_Assignment_
Print every record below exactly as it stands, but leave out the pictures.

_Data listing_
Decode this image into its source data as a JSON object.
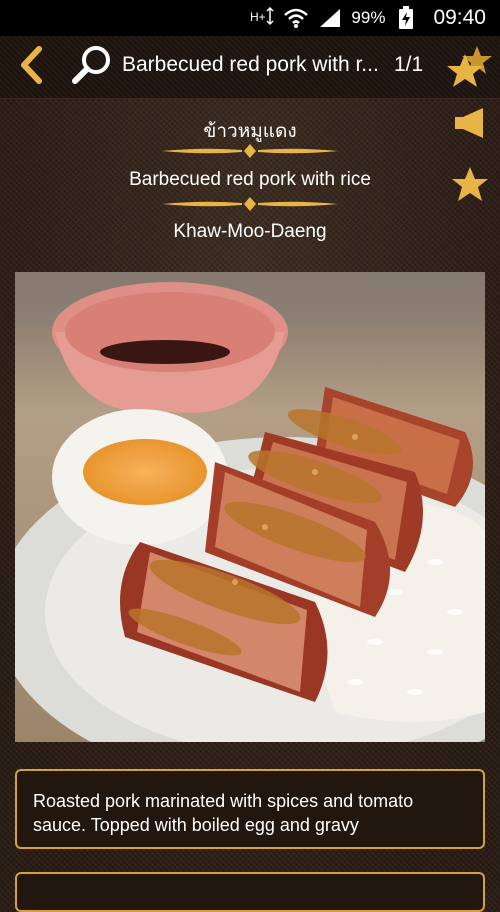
{
  "status_bar": {
    "battery_percent": "99%",
    "time": "09:40",
    "icons": [
      "hplus-data-icon",
      "wifi-icon",
      "signal-icon",
      "battery-charging-icon"
    ]
  },
  "action_bar": {
    "title": "Barbecued red pork with r...",
    "counter": "1/1",
    "icons": [
      "back-arrow-icon",
      "search-icon",
      "favorites-stars-icon"
    ]
  },
  "dish": {
    "name_thai": "ข้าวหมูแดง",
    "name_english": "Barbecued red pork with rice",
    "name_transliteration": "Khaw-Moo-Daeng",
    "description": "Roasted pork marinated with spices and tomato sauce. Topped with boiled egg and gravy"
  },
  "side_actions": {
    "icons": [
      "speaker-icon",
      "star-icon"
    ]
  },
  "colors": {
    "accent_gold": "#e8b445",
    "border_gold": "#d4a23a",
    "background_brown": "#2b1d15"
  }
}
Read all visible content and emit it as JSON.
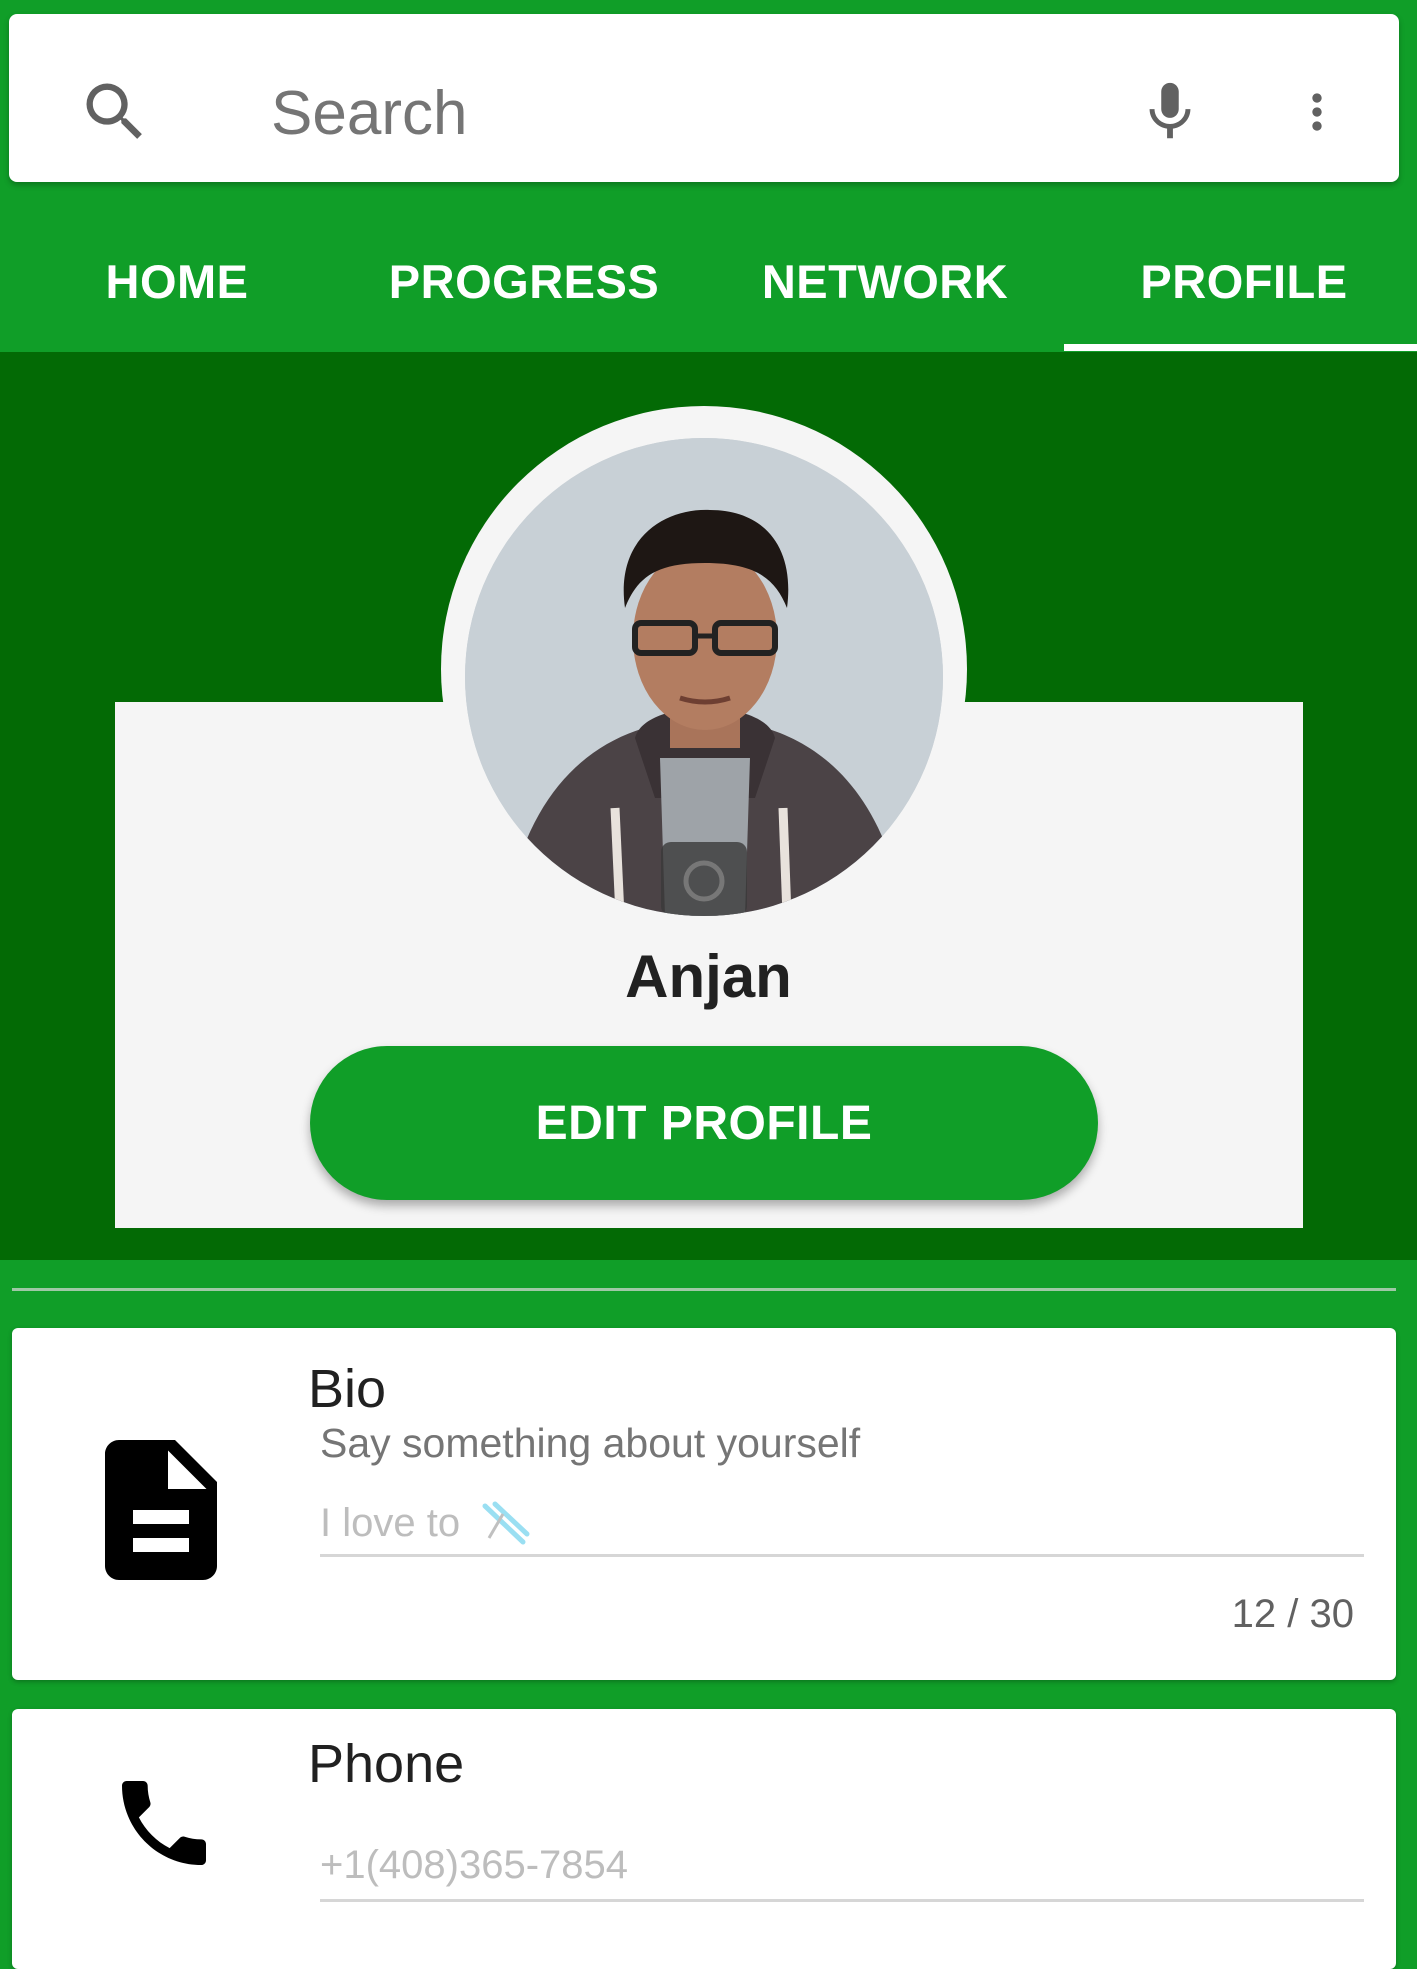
{
  "search": {
    "placeholder": "Search",
    "icons": [
      "search-icon",
      "mic-icon",
      "more-vert-icon"
    ]
  },
  "tabs": [
    {
      "label": "HOME",
      "active": false
    },
    {
      "label": "PROGRESS",
      "active": false
    },
    {
      "label": "NETWORK",
      "active": false
    },
    {
      "label": "PROFILE",
      "active": true
    }
  ],
  "profile": {
    "name": "Anjan",
    "edit_button": "EDIT PROFILE",
    "avatar_icon": "person-photo"
  },
  "fields": {
    "bio": {
      "icon": "description-icon",
      "title": "Bio",
      "hint": "Say something about yourself",
      "value": "I love to",
      "emoji": "ski-emoji",
      "counter": "12 / 30"
    },
    "phone": {
      "icon": "phone-icon",
      "title": "Phone",
      "value": "+1(408)365-7854"
    }
  },
  "colors": {
    "primary": "#109e28",
    "dark": "#036a05",
    "card": "#f5f5f5",
    "text": "#212121"
  }
}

_Problem solution_
Decode this image into its source data as a JSON object.
{
  "status_bar": {
    "battery_percent": "99%",
    "time": "09:40",
    "icons": [
      "hplus-data-icon",
      "wifi-icon",
      "signal-icon",
      "battery-charging-icon"
    ]
  },
  "action_bar": {
    "title": "Barbecued red pork with r...",
    "counter": "1/1",
    "icons": [
      "back-arrow-icon",
      "search-icon",
      "favorites-stars-icon"
    ]
  },
  "dish": {
    "name_thai": "ข้าวหมูแดง",
    "name_english": "Barbecued red pork with rice",
    "name_transliteration": "Khaw-Moo-Daeng",
    "description": "Roasted pork marinated with spices and tomato sauce. Topped with boiled egg and gravy"
  },
  "side_actions": {
    "icons": [
      "speaker-icon",
      "star-icon"
    ]
  },
  "colors": {
    "accent_gold": "#e8b445",
    "border_gold": "#d4a23a",
    "background_brown": "#2b1d15"
  }
}
Read all visible content and emit it as JSON.
{
  "search": {
    "placeholder": "Search",
    "icons": [
      "search-icon",
      "mic-icon",
      "more-vert-icon"
    ]
  },
  "tabs": [
    {
      "label": "HOME",
      "active": false
    },
    {
      "label": "PROGRESS",
      "active": false
    },
    {
      "label": "NETWORK",
      "active": false
    },
    {
      "label": "PROFILE",
      "active": true
    }
  ],
  "profile": {
    "name": "Anjan",
    "edit_button": "EDIT PROFILE",
    "avatar_icon": "person-photo"
  },
  "fields": {
    "bio": {
      "icon": "description-icon",
      "title": "Bio",
      "hint": "Say something about yourself",
      "value": "I love to",
      "emoji": "ski-emoji",
      "counter": "12 / 30"
    },
    "phone": {
      "icon": "phone-icon",
      "title": "Phone",
      "value": "+1(408)365-7854"
    }
  },
  "colors": {
    "primary": "#109e28",
    "dark": "#036a05",
    "card": "#f5f5f5",
    "text": "#212121"
  }
}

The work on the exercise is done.